■ How to complete this task:
Pictures stay out; everything else in the entries below is to be duplicated exactly.

———

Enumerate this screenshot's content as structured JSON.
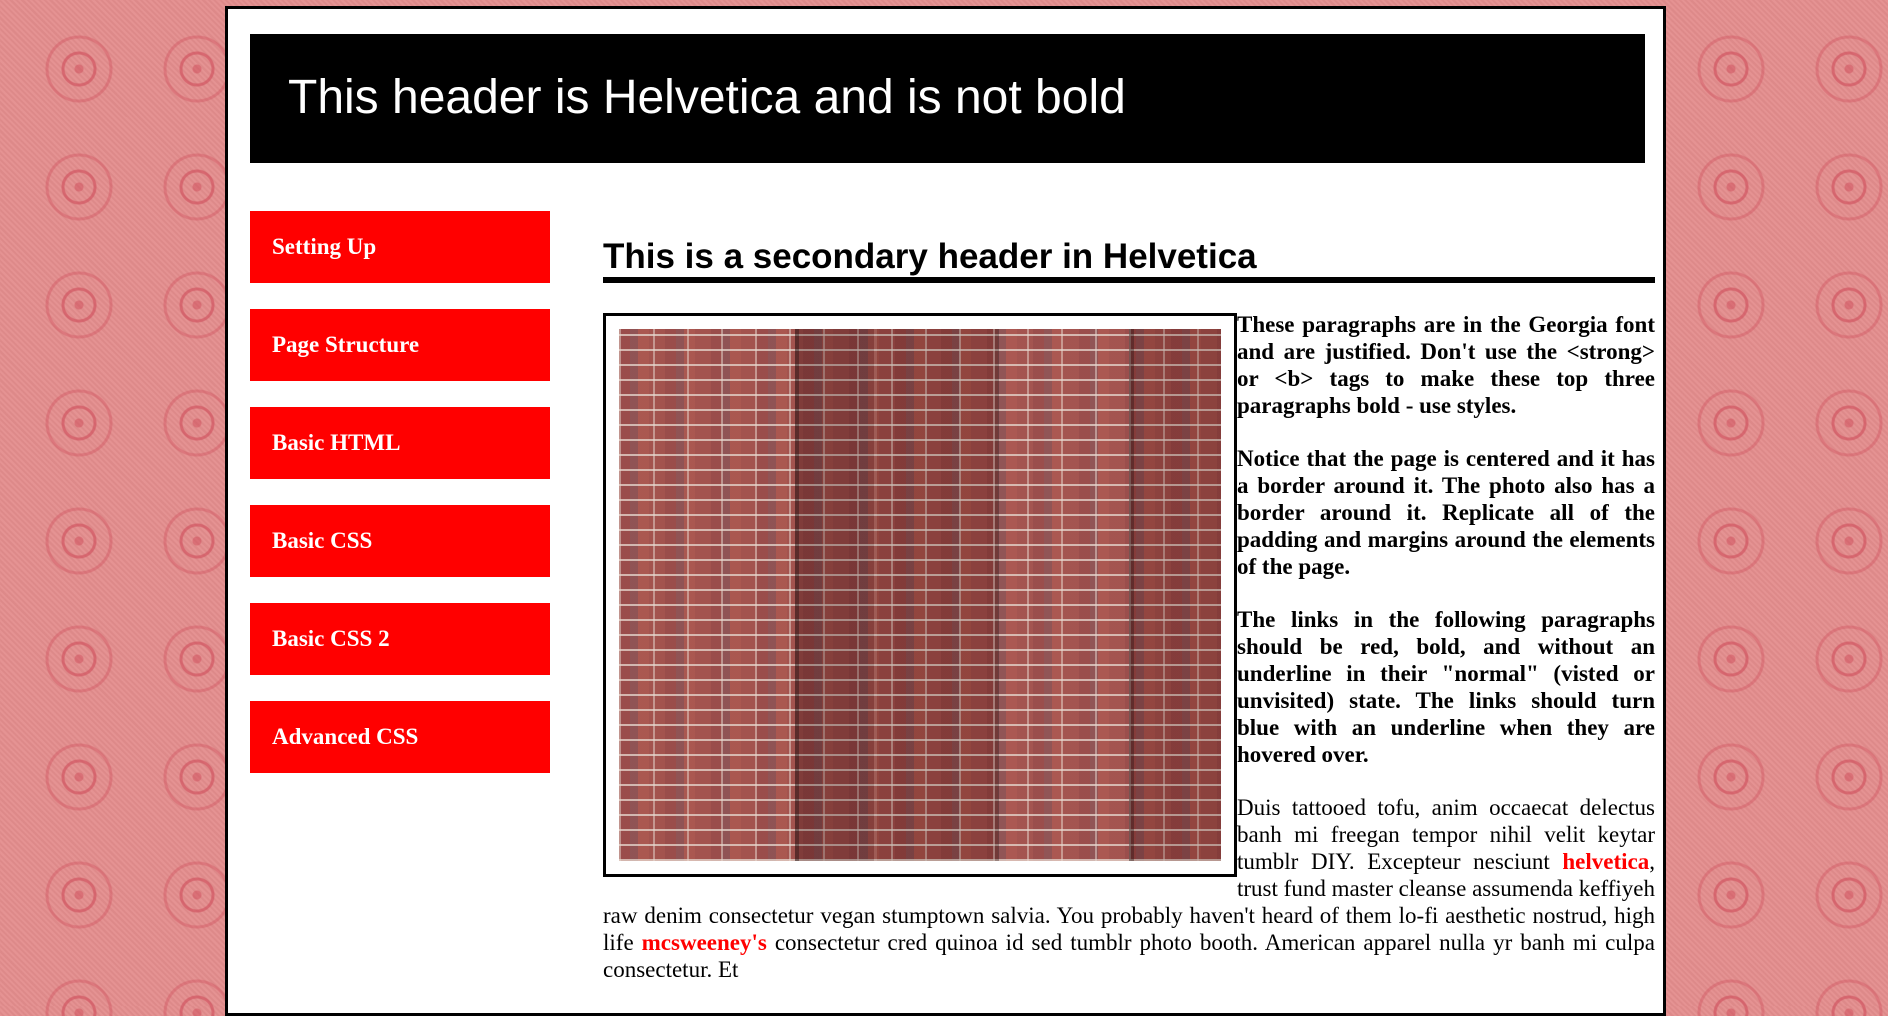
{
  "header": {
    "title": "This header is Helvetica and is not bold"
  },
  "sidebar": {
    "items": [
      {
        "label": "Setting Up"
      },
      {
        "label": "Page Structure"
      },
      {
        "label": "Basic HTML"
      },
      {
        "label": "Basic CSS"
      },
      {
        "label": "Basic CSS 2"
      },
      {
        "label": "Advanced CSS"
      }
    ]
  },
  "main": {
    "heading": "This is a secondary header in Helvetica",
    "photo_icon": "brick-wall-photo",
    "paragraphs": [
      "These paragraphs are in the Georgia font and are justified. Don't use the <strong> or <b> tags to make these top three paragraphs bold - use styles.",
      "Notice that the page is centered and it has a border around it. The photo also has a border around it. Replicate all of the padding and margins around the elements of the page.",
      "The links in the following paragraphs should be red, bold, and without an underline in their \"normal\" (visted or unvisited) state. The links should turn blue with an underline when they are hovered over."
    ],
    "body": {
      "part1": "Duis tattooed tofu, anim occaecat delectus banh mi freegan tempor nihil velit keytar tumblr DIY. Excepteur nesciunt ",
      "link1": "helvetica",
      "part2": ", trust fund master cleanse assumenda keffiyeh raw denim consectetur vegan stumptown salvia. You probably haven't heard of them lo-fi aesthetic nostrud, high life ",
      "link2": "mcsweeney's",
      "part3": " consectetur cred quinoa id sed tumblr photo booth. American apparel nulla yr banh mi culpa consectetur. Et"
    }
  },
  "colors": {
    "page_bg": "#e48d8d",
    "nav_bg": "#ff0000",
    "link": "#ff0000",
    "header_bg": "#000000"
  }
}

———

■ Task result:
Enumerate this screenshot's content as structured JSON.
{
  "header": {
    "title": "This header is Helvetica and is not bold"
  },
  "sidebar": {
    "items": [
      {
        "label": "Setting Up"
      },
      {
        "label": "Page Structure"
      },
      {
        "label": "Basic HTML"
      },
      {
        "label": "Basic CSS"
      },
      {
        "label": "Basic CSS 2"
      },
      {
        "label": "Advanced CSS"
      }
    ]
  },
  "main": {
    "heading": "This is a secondary header in Helvetica",
    "photo_icon": "brick-wall-photo",
    "paragraphs": [
      "These paragraphs are in the Georgia font and are justified. Don't use the <strong> or <b> tags to make these top three paragraphs bold - use styles.",
      "Notice that the page is centered and it has a border around it. The photo also has a border around it. Replicate all of the padding and margins around the elements of the page.",
      "The links in the following paragraphs should be red, bold, and without an underline in their \"normal\" (visted or unvisited) state. The links should turn blue with an underline when they are hovered over."
    ],
    "body": {
      "part1": "Duis tattooed tofu, anim occaecat delectus banh mi freegan tempor nihil velit keytar tumblr DIY. Excepteur nesciunt ",
      "link1": "helvetica",
      "part2": ", trust fund master cleanse assumenda keffiyeh raw denim consectetur vegan stumptown salvia. You probably haven't heard of them lo-fi aesthetic nostrud, high life ",
      "link2": "mcsweeney's",
      "part3": " consectetur cred quinoa id sed tumblr photo booth. American apparel nulla yr banh mi culpa consectetur. Et"
    }
  },
  "colors": {
    "page_bg": "#e48d8d",
    "nav_bg": "#ff0000",
    "link": "#ff0000",
    "header_bg": "#000000"
  }
}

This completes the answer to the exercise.